This didn’t seem to correlate with any port it was plugged in, or with the driver version. However, it stopped and never acted up again after reconnecting the keyboard a few times. It’s hard to say what caused this or what made it stop, as there were no firmware or software updates applied during this time. We were tempted not to include this and write it off as a random occurrence, but it persisted for long enough and was annoying enough to be worth mentioning.
For multimedia functionality, there is obviously the volume wheel, but also a single multi-function media button. This can be used to pause and play media you have on your PC. One press plays or pauses, two presses skips to the next track, and three reverts to the last track. The “next” and “last” functions work for video playlists as well. We felt this worked fine and was easy to get used to. Anyone with a pair of wireless earbuds should be familiar with the concept.
In wireless mode, the battery life was more than enough. Rated at 40 hours of continuous use, we were never concerned with running out of juice in the middle of an Apex Legends match. However, due to the limit of 15 minutes before the board goes to sleep we found that it required charging every three days or so. Compared to a direct competitor like the Logitech G915 that could take weeks to as long as a month between charges, it’s noticeable. Granted, this won’t impact you during a gaming session, at full charge, but it is something you’ll have to keep up with if you don’t like playing with the cable connected.
The biggest weakness of the Razer Deathstalker Pro V2 is the Razer Synapse software support. Many journalists and users alike have complained about Razer’s software. And it hasn’t gotten any better. It’s clunky to use, buggy, and a (subjectively) ugly user interface. As far as the settings for the Razer Deathstalker V2 Pro, it has a full RGB lighting controller with individually illuminated keys, custom macros, sleep time settings (the amount of time the keyboard remains inactive before going to sleep), as well as setting up different profiles that can be stored locally on your keyboard.
Some of these features work fine, others less so. RGB control works on par with the top competitors. Multiple different lighting profiles and effects, per-key lighting control, and Razer Chroma integration mean that you can make the board glow however you want.
For some reason, Razer made the minimum time increment setting before your keyboard goes to sleep be a full 15 minutes, which is a fairly long amount of time. By comparison, the Logitech G915 goes as low as one minute. This is a nonsensical decision, especially when you take into consideration that the Razer Deathstalker V2 Pro already has a shorter battery life than competing keyboards due to its optical sensors. Tempering this with a more aggressive sleep timer would have been nice.
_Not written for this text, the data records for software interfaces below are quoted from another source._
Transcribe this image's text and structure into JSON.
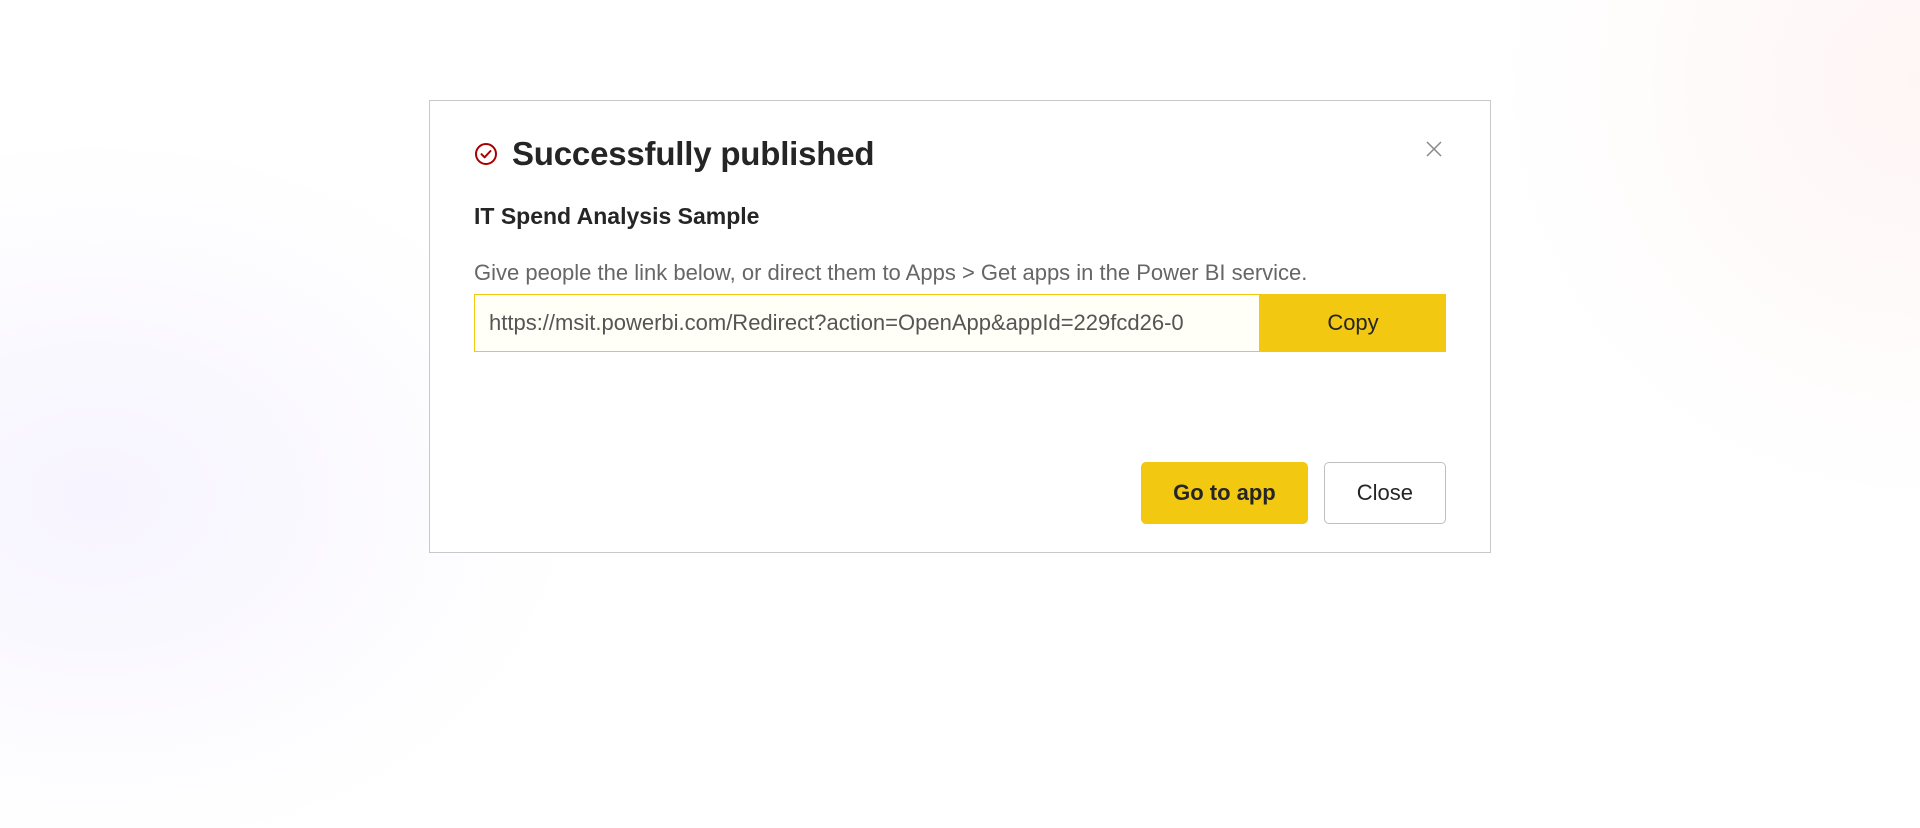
{
  "dialog": {
    "title": "Successfully published",
    "app_name": "IT Spend Analysis Sample",
    "instructions": "Give people the link below, or direct them to Apps > Get apps in the Power BI service.",
    "link_value": "https://msit.powerbi.com/Redirect?action=OpenApp&appId=229fcd26-0",
    "copy_label": "Copy",
    "go_to_app_label": "Go to app",
    "close_label": "Close"
  },
  "colors": {
    "accent": "#f2c811",
    "text_primary": "#252525",
    "text_secondary": "#666666",
    "icon_success": "#a80000"
  }
}
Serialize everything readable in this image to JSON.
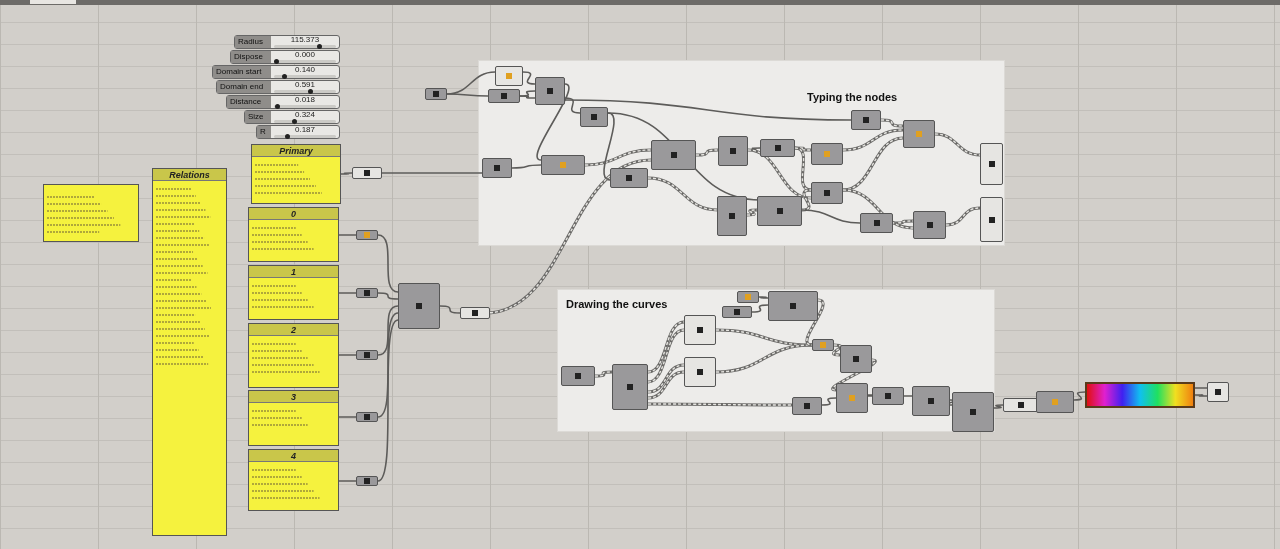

In addition, the time it takes from an initial key press to when the keyboard wakes and registers your keystrokes is noticeable. The Logitech G915 has a near instant wake time by comparison. It would be nice to see Razer consider these factors for future software updates and successive keyboards.
The Razer Deathstalker V2 is a fantastic entry into the low-profile mechanical gaming keyboard market. While it’s held back by some software issues, the overall experience is tough to beat. The biggest issue most people will have with the keyboard isn’t the build quality, the switches, or even the software, however. It’s the price. Coming in at $249.99 USD for the full sized model and $219.99 USD for the TKL model, it’s a steep asking price for the average PC gamer. However, we think it’s worth the price if you have the money and are in the market for a new low-profile mechanical gaming keyboard.